American firms using imported oil an equivalent amount, as would oil substitutes, such as natural gas As the Washinaton Post puts it The price of the imports sets the price for the domestic product a third of its oil. It me ans that for every dollar collected by the federal government in the tax 2 will go to the domestic oil industry in higher prices. Iv6 Negative effects also can be expected in the other U.S The economic effects of' an oil import fee would extend beyond the The price of all oil would rise by Currently this country imports about It is unfair, in short, to establish a tariff, which is advertised as benefiting all Americans through lower deficits, yet will primarily benefit domestic oil companies-especially whe n no similar import relief has been granted to other industries, such as textiles or shoes. Protectionism is a bad idea.

It also makes little sense to favor oil companies emphasizing domestic production at the expense of those dependent on imported oil to create a new entitlements system, similar to that which existed prior to full oil decontrol in 19

81. Such a system woul d be complex and expensive to administer. It would require domestic producers, in effect, to subsidize imports imports If Washington tried to address these inequities, it would have And it would tend to increase oil 3. See 1986 U.S. Industrial Outlook (Wa shington, D.C U.S. Department of Commerce International Trade Administration, 1986 4. Quoted in John M. Berry, "Impact of Oil Import Fee Disputed," The Was hinaton Posk July 26, 1985, p. B

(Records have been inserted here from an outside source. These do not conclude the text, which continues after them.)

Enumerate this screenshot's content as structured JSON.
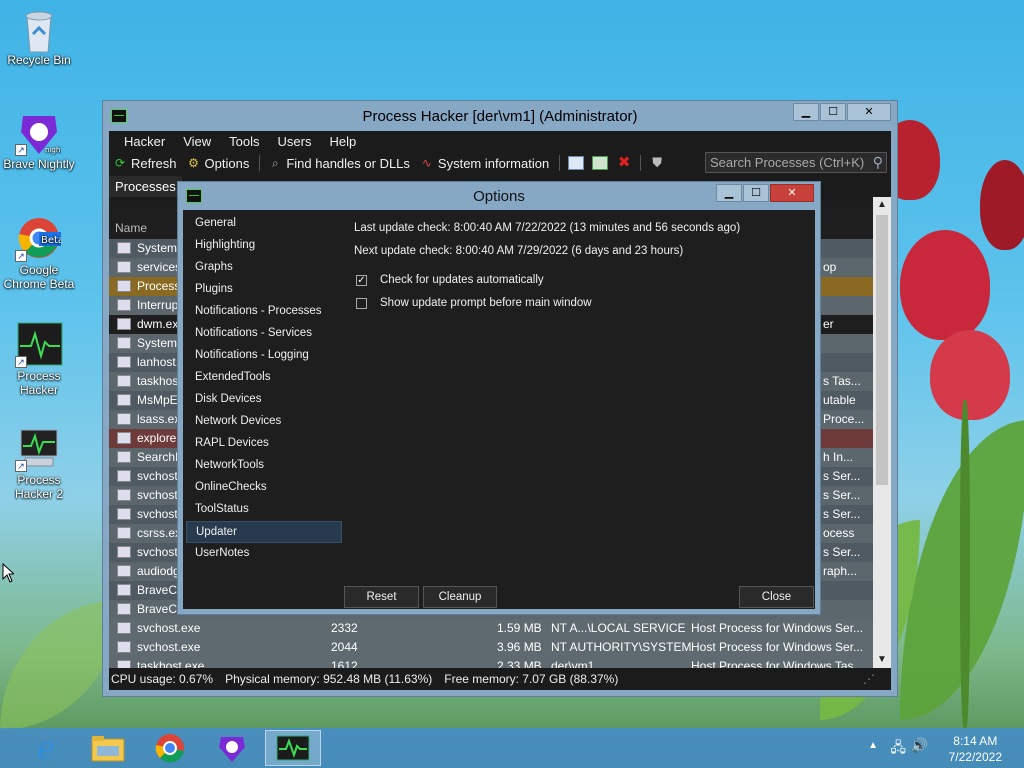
{
  "desktop": {
    "icons": [
      {
        "label": "Recycle Bin"
      },
      {
        "label": "Brave Nightly",
        "badge": "nightly"
      },
      {
        "label": "Google Chrome Beta",
        "badge": "Beta"
      },
      {
        "label": "Process Hacker"
      },
      {
        "label": "Process Hacker 2"
      }
    ]
  },
  "main_window": {
    "title": "Process Hacker [der\\vm1] (Administrator)",
    "menu": [
      "Hacker",
      "View",
      "Tools",
      "Users",
      "Help"
    ],
    "toolbar": {
      "refresh": "Refresh",
      "options": "Options",
      "find_handles": "Find handles or DLLs",
      "system_info": "System information"
    },
    "search_placeholder": "Search Processes (Ctrl+K)",
    "tab": "Processes",
    "column_name": "Name",
    "processes": [
      {
        "name": "System",
        "right": ""
      },
      {
        "name": "services",
        "right": "op"
      },
      {
        "name": "ProcessH",
        "right": ""
      },
      {
        "name": "Interrup",
        "right": ""
      },
      {
        "name": "dwm.exe",
        "right": "er"
      },
      {
        "name": "System",
        "right": ""
      },
      {
        "name": "lanhost.",
        "right": ""
      },
      {
        "name": "taskhost",
        "right": "s Tas..."
      },
      {
        "name": "MsMpEn",
        "right": "utable"
      },
      {
        "name": "lsass.exe",
        "right": "Proce..."
      },
      {
        "name": "explorer",
        "right": ""
      },
      {
        "name": "SearchIn",
        "right": "h In..."
      },
      {
        "name": "svchost.",
        "right": "s Ser..."
      },
      {
        "name": "svchost.",
        "right": "s Ser..."
      },
      {
        "name": "svchost.",
        "right": "s Ser..."
      },
      {
        "name": "csrss.exe",
        "right": "ocess"
      },
      {
        "name": "svchost.",
        "right": "s Ser..."
      },
      {
        "name": "audiodg",
        "right": "raph..."
      },
      {
        "name": "BraveCr",
        "right": ""
      },
      {
        "name": "BraveCr",
        "right": ""
      },
      {
        "name": "svchost.exe",
        "pid": "2332",
        "mem": "1.59 MB",
        "user": "NT A...\\LOCAL SERVICE",
        "desc": "Host Process for Windows Ser..."
      },
      {
        "name": "svchost.exe",
        "pid": "2044",
        "mem": "3.96 MB",
        "user": "NT AUTHORITY\\SYSTEM",
        "desc": "Host Process for Windows Ser..."
      },
      {
        "name": "taskhost.exe",
        "pid": "1612",
        "mem": "2.33 MB",
        "user": "der\\vm1",
        "desc": "Host Process for Windows Tas..."
      }
    ],
    "status": {
      "cpu": "CPU usage: 0.67%",
      "physical": "Physical memory: 952.48 MB (11.63%)",
      "free": "Free memory: 7.07 GB (88.37%)"
    }
  },
  "options_dialog": {
    "title": "Options",
    "categories": [
      "General",
      "Highlighting",
      "Graphs",
      "Plugins",
      "Notifications - Processes",
      "Notifications - Services",
      "Notifications - Logging",
      "ExtendedTools",
      "Disk Devices",
      "Network Devices",
      "RAPL Devices",
      "NetworkTools",
      "OnlineChecks",
      "ToolStatus",
      "Updater",
      "UserNotes"
    ],
    "selected_category": "Updater",
    "last_check": "Last update check: 8:00:40 AM 7/22/2022 (13 minutes and 56 seconds ago)",
    "next_check": "Next update check: 8:00:40 AM 7/29/2022 (6 days and 23 hours)",
    "auto_check_label": "Check for updates automatically",
    "auto_check": true,
    "prompt_label": "Show update prompt before main window",
    "prompt": false,
    "reset": "Reset",
    "cleanup": "Cleanup",
    "close": "Close"
  },
  "taskbar": {
    "time": "8:14 AM",
    "date": "7/22/2022"
  }
}
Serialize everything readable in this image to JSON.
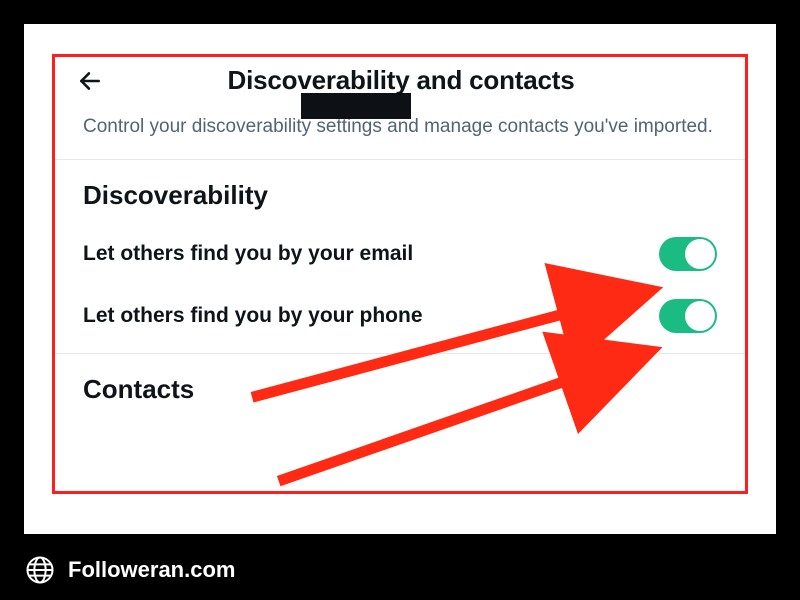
{
  "header": {
    "title": "Discoverability and contacts"
  },
  "description": "Control your discoverability settings and manage contacts you've imported.",
  "section1": {
    "heading": "Discoverability",
    "settings": [
      {
        "label": "Let others find you by your email",
        "enabled": true
      },
      {
        "label": "Let others find you by your phone",
        "enabled": true
      }
    ]
  },
  "section2": {
    "heading": "Contacts"
  },
  "footer": {
    "site": "Followeran.com"
  }
}
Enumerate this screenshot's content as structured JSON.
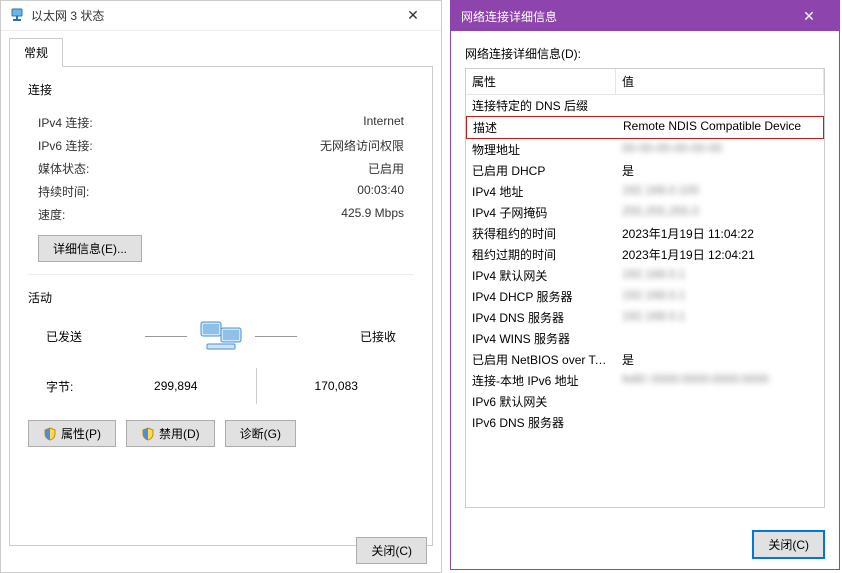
{
  "left": {
    "title": "以太网 3 状态",
    "tab_general": "常规",
    "group_connection": "连接",
    "rows": {
      "ipv4_label": "IPv4 连接:",
      "ipv4_value": "Internet",
      "ipv6_label": "IPv6 连接:",
      "ipv6_value": "无网络访问权限",
      "media_label": "媒体状态:",
      "media_value": "已启用",
      "duration_label": "持续时间:",
      "duration_value": "00:03:40",
      "speed_label": "速度:",
      "speed_value": "425.9 Mbps"
    },
    "details_btn": "详细信息(E)...",
    "group_activity": "活动",
    "sent_label": "已发送",
    "recv_label": "已接收",
    "bytes_label": "字节:",
    "bytes_sent": "299,894",
    "bytes_recv": "170,083",
    "properties_btn": "属性(P)",
    "disable_btn": "禁用(D)",
    "diagnose_btn": "诊断(G)",
    "close_btn": "关闭(C)"
  },
  "right": {
    "title": "网络连接详细信息",
    "subtitle": "网络连接详细信息(D):",
    "header_prop": "属性",
    "header_val": "值",
    "rows": [
      {
        "prop": "连接特定的 DNS 后缀",
        "val": "",
        "blur": false
      },
      {
        "prop": "描述",
        "val": "Remote NDIS Compatible Device",
        "blur": false,
        "highlight": true
      },
      {
        "prop": "物理地址",
        "val": "00-00-00-00-00-00",
        "blur": true
      },
      {
        "prop": "已启用 DHCP",
        "val": "是",
        "blur": false
      },
      {
        "prop": "IPv4 地址",
        "val": "192.168.0.100",
        "blur": true
      },
      {
        "prop": "IPv4 子网掩码",
        "val": "255.255.255.0",
        "blur": true
      },
      {
        "prop": "获得租约的时间",
        "val": "2023年1月19日 11:04:22",
        "blur": false
      },
      {
        "prop": "租约过期的时间",
        "val": "2023年1月19日 12:04:21",
        "blur": false
      },
      {
        "prop": "IPv4 默认网关",
        "val": "192.168.0.1",
        "blur": true
      },
      {
        "prop": "IPv4 DHCP 服务器",
        "val": "192.168.0.1",
        "blur": true
      },
      {
        "prop": "IPv4 DNS 服务器",
        "val": "192.168.0.1",
        "blur": true
      },
      {
        "prop": "IPv4 WINS 服务器",
        "val": "",
        "blur": false
      },
      {
        "prop": "已启用 NetBIOS over Tc...",
        "val": "是",
        "blur": false
      },
      {
        "prop": "连接-本地 IPv6 地址",
        "val": "fe80::0000:0000:0000:0000",
        "blur": true
      },
      {
        "prop": "IPv6 默认网关",
        "val": "",
        "blur": false
      },
      {
        "prop": "IPv6 DNS 服务器",
        "val": "",
        "blur": false
      }
    ],
    "close_btn": "关闭(C)"
  }
}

2. See also Charles Kadlec and Arthur Laffer Oil Levies Were a Bad Idea, Anyway," The Wall Street Journal, July 30, 1985 5. "Taxing 'Oil," editorial, The Washineton Post December 29, 1985 9- Congress alread has considered an oil import fee and wisely rejected it. Just last November, the Senate voted decisively 78 to 18 a gainst an amendment by Senator Gary Hart, the golorado Democrat, to impose a 10 per barrel tariff on imported oil. There is little reason to believe that the political conditions have changed much between then and now opposition to an oil import fee.

And P resident Reagan remains adamant in his CONCLUSION The oil import fee idea is unlikely to go away as long as there are those who believe that with oil prices falling such a fee would be a kind of "free 1unch.I recently, claiming an oil import fee would mer e ly "have the effect of paying ourselves what we have been paying tc 'foreign oil producers I7 This argureent makes no sense. Its advocates apparently ignore or dismiss the overall economic impact of such a fee. An oil import fee would be a bad idea The pe w York Times joined this chorus Equally senselsss, and for most of the same reasons, would be any other kind of tax hike ilrposed to reduce the federal budget deficit 6. Congressional Record, November 14, 1985, pp. S 15599-15606 7 In the Name of Sanity, Ta x Oil," editorial, The New York Times, December 24, 1985 10


Roger Brooks

Juliana Geran

Director, Center for Legal & Judicial Studies